The followers of Christ in ancient times were known for their good works. They imparted “to one another both temporally and spiritually according to their needs and their wants” (Mosiah 18:29). They served simply, right where they lived.
In 1842, the Prophet Joseph Smith organized the sisters in Nauvoo into the first Relief Society in order to aid the needy in their town. Their practical acts of service have multiplied through 150 years and have spread into 128 countries and territories.
The women of Relief Society today, says President Elaine L. Jack, represent “an army of righteousness. The motto of Relief Society, Charity Never Faileth, is so important that we are basing the 1992 sesquicentennial celebration around humanitarian service. Charitable service is not something we do occasionally. It is a way of thinking. It is a way of living. It is an attitude that we adopt.”
How can we make charitable service a natural part of our lives?
Relief Society sisters have found many ways to show charity in their communities.
In Milwaukee, Wisconsin, stake Relief Society president Dawn Rutowski read that a newly opened home for abused children needed small quilts. More than 150 women and girls gathered on a Saturday afternoon to tie 300 quilts that would provide warmth and security for the children. (See Church News, 27 October 1990, page 10.)
After discovering that a local hospital needed new pillows and bed sheets, Relief Society sisters in the Kowloon Hong Kong Stake purchased cloth and made 150 pillows and other items. (See Church News, 5 August 1989, page 7.)
Seven Relief Society sisters in Syracuse, Italy, joined women from other churches and civic groups to open a home for unwed, underprivileged mothers. (See Church News, 11 June 1988, page 10.)
When an eighteen-month-old Bolivian boy, Danny, was flown to Primary Children’s Medical Center in Salt Lake City for corrective surgery on his feet and hips, Relief Society sisters devotedly cared for him during his three-month recovery period.
Holladay Utah North Stake Relief Society president Sharon Kasteler reports, “The sisters who cared for Danny have the heart of the gospel in their lives today because they have shared and given.”

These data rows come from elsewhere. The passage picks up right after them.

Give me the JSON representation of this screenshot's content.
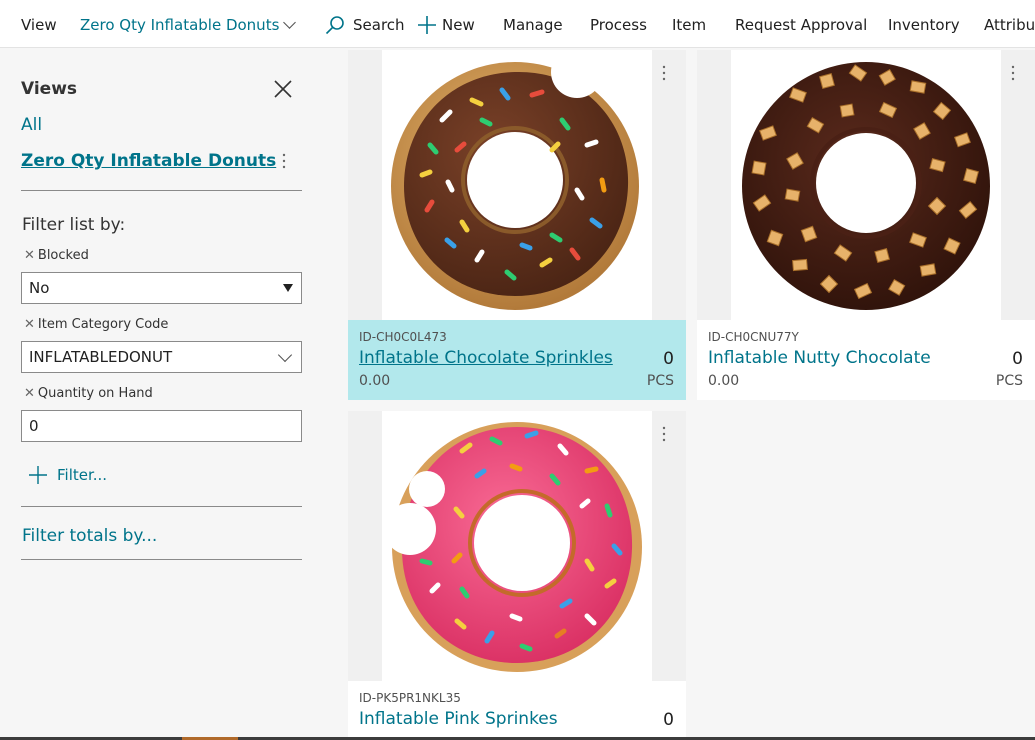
{
  "topbar": {
    "view_label": "View",
    "view_name": "Zero Qty Inflatable Donuts",
    "actions": [
      "Search",
      "New",
      "Manage",
      "Process",
      "Item",
      "Request Approval",
      "Inventory",
      "Attributes"
    ]
  },
  "sidebar": {
    "title": "Views",
    "all_label": "All",
    "current_view": "Zero Qty Inflatable Donuts",
    "filter_heading": "Filter list by:",
    "filters": [
      {
        "label": "Blocked",
        "value": "No"
      },
      {
        "label": "Item Category Code",
        "value": "INFLATABLEDONUT"
      },
      {
        "label": "Quantity on Hand",
        "value": "0"
      }
    ],
    "add_filter_label": "Filter...",
    "totals_label": "Filter totals by..."
  },
  "colors": {
    "accent": "#00748a",
    "selected_tile": "#b2e8ec",
    "chocolate": "#5a2d1a",
    "dark_chocolate": "#3a1a10",
    "pink_icing": "#f2477a",
    "dough": "#d4a35a",
    "nut": "#e7b26a"
  },
  "tiles": [
    {
      "code": "ID-CH0C0L473",
      "name": "Inflatable Chocolate Sprinkles",
      "qty": "0",
      "price": "0.00",
      "uom": "PCS",
      "image": "chocolate-sprinkles-donut",
      "selected": true
    },
    {
      "code": "ID-CH0CNU77Y",
      "name": "Inflatable Nutty Chocolate",
      "qty": "0",
      "price": "0.00",
      "uom": "PCS",
      "image": "nutty-chocolate-donut",
      "selected": false
    },
    {
      "code": "ID-PK5PR1NKL35",
      "name": "Inflatable Pink Sprinkes",
      "qty": "0",
      "price": "",
      "uom": "",
      "image": "pink-sprinkles-donut",
      "selected": false
    }
  ]
}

How can Relief Society women in our community give service?
Bishop Glenn L. Pace of the Presiding Bishopric reminds us that, as Church members, we may fast and give fast offerings, thus enabling the Church to do more to relieve suffering. “Every member of the Church can pray for peace throughout the world and for the well-being of all its inhabitants.”
He encourages us to open our eyes to needs close around us: “The greatest compassionate service each of us can give may be in our own neighborhoods and communities” (Ensign, November 1990, page 9). We must take the initiative. We have been taught correct principles. We need not wait for an assignment.
We invite you to join us in imparting service both temporally and spiritually during this sesquicentennial year of the Relief Society.